## Exercise description
Search the entries for the word "plane" and copy each line that has it.

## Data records
---

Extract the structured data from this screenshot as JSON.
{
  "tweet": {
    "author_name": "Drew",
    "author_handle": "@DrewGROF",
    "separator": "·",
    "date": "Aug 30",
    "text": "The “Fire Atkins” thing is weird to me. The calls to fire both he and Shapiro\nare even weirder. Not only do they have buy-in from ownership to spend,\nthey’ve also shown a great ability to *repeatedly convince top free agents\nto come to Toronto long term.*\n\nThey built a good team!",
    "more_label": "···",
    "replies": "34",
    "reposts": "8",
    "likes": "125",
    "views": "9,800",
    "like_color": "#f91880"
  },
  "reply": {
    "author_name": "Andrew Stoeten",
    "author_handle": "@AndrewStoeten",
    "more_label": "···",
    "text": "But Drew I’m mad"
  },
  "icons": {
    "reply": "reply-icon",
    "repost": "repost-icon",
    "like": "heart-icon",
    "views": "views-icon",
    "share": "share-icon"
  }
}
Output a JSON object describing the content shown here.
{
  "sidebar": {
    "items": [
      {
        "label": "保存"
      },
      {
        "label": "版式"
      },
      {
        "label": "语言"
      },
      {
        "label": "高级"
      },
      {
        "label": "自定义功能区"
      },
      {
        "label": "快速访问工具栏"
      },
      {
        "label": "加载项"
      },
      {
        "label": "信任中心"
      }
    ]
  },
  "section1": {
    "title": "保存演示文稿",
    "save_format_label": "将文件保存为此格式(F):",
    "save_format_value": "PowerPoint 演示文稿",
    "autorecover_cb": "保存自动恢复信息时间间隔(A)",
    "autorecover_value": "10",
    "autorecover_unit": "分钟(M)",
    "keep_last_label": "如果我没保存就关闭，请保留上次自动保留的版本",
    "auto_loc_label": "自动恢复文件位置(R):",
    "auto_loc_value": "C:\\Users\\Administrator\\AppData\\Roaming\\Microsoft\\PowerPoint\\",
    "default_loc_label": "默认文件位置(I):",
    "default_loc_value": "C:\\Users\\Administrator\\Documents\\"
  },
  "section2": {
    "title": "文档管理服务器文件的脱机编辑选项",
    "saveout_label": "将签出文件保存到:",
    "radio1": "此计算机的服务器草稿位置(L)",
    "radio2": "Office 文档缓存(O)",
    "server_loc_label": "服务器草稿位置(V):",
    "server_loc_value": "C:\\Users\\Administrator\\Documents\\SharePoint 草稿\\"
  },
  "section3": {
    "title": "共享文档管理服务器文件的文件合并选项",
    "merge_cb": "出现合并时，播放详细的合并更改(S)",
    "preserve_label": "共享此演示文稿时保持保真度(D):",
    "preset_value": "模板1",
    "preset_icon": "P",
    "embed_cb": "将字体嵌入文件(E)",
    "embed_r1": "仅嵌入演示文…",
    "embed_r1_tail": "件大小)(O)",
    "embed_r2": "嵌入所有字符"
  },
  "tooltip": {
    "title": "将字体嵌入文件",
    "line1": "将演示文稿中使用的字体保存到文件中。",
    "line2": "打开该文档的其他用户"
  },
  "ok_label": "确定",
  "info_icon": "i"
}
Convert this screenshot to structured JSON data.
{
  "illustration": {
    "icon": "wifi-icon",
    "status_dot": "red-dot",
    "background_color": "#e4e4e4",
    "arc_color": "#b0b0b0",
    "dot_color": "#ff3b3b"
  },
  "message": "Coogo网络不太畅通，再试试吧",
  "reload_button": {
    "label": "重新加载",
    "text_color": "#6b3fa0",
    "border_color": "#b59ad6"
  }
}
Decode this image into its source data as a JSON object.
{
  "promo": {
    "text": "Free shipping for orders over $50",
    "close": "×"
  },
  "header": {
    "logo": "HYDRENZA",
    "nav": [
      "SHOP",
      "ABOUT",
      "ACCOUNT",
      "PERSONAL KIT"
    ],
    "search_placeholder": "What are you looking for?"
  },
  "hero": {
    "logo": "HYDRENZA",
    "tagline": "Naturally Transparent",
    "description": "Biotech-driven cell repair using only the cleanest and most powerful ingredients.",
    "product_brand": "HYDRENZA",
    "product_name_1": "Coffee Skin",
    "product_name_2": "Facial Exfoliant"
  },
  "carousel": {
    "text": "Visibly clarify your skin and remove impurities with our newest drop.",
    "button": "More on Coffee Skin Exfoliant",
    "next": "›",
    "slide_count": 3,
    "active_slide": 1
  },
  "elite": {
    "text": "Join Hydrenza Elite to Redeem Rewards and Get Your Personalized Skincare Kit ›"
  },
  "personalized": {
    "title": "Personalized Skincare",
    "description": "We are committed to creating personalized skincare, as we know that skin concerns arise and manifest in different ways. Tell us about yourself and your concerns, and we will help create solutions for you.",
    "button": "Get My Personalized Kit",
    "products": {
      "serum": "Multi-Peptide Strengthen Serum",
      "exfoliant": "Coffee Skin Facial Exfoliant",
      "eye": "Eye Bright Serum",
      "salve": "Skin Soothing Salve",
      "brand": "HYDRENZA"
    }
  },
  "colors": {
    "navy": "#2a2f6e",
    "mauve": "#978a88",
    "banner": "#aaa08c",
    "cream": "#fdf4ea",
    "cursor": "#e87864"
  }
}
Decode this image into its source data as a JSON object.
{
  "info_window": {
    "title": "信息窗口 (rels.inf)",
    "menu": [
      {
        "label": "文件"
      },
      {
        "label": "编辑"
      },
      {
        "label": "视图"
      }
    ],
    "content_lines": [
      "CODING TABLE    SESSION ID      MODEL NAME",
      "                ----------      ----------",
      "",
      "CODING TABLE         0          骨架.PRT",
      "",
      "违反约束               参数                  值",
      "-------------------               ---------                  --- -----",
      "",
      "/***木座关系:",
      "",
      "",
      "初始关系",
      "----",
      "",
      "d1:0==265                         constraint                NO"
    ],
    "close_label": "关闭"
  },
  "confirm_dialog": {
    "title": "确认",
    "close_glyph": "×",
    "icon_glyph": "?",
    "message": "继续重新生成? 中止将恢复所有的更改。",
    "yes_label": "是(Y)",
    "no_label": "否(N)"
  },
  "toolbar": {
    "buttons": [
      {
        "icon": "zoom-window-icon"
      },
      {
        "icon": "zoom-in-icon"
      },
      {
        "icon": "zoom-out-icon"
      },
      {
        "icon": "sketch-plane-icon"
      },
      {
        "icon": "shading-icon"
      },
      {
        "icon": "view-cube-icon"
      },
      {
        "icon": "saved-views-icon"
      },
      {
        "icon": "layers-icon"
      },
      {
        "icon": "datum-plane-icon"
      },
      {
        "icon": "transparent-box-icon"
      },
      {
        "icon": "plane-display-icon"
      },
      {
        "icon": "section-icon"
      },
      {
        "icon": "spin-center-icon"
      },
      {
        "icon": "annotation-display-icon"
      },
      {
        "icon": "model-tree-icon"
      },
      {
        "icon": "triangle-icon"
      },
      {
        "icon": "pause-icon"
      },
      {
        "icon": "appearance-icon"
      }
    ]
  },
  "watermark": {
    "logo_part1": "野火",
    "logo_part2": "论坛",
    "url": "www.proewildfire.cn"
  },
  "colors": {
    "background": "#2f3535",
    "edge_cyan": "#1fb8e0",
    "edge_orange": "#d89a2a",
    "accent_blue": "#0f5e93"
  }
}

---

## Exercise output
        "icon": "sketch-plane-icon"
        "icon": "datum-plane-icon"
        "icon": "plane-display-icon"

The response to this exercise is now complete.